* **Task**
In the listing below, find each line that holds "label" and list it.

::::

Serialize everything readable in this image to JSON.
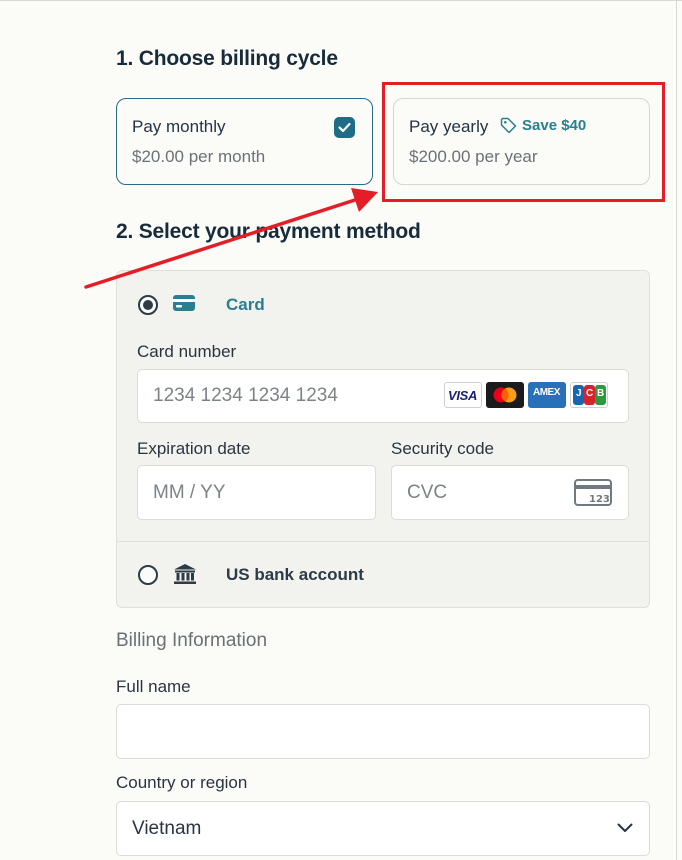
{
  "billing_cycle": {
    "title": "1. Choose billing cycle",
    "monthly": {
      "name": "Pay monthly",
      "price": "$20.00 per month",
      "selected": true
    },
    "yearly": {
      "name": "Pay yearly",
      "badge": "Save $40",
      "price": "$200.00 per year",
      "selected": false
    }
  },
  "payment": {
    "title": "2. Select your payment method",
    "methods": [
      {
        "label": "Card",
        "icon": "credit-card-icon",
        "selected": true
      },
      {
        "label": "US bank account",
        "icon": "bank-icon",
        "selected": false
      }
    ],
    "card_number": {
      "label": "Card number",
      "placeholder": "1234 1234 1234 1234"
    },
    "card_brands": [
      "VISA",
      "Mastercard",
      "AMEX",
      "JCB"
    ],
    "expiration": {
      "label": "Expiration date",
      "placeholder": "MM / YY"
    },
    "security": {
      "label": "Security code",
      "placeholder": "CVC",
      "icon_text": "123"
    }
  },
  "billing_info": {
    "title": "Billing Information",
    "full_name": {
      "label": "Full name",
      "value": ""
    },
    "country": {
      "label": "Country or region",
      "value": "Vietnam"
    }
  },
  "annotation": {
    "color": "#e41e26"
  },
  "colors": {
    "accent": "#1f6c86",
    "accent_text": "#2a7f8e",
    "text": "#172b3a"
  }
}
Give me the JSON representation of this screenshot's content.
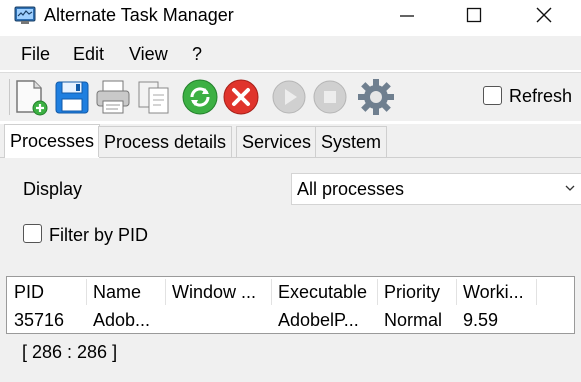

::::

* **Answer to this task**
        "label": "Card",
        "label": "US bank account",
      "label": "Card number",
      "label": "Expiration date",
      "label": "Security code",
      "label": "Full name",
      "label": "Country or region",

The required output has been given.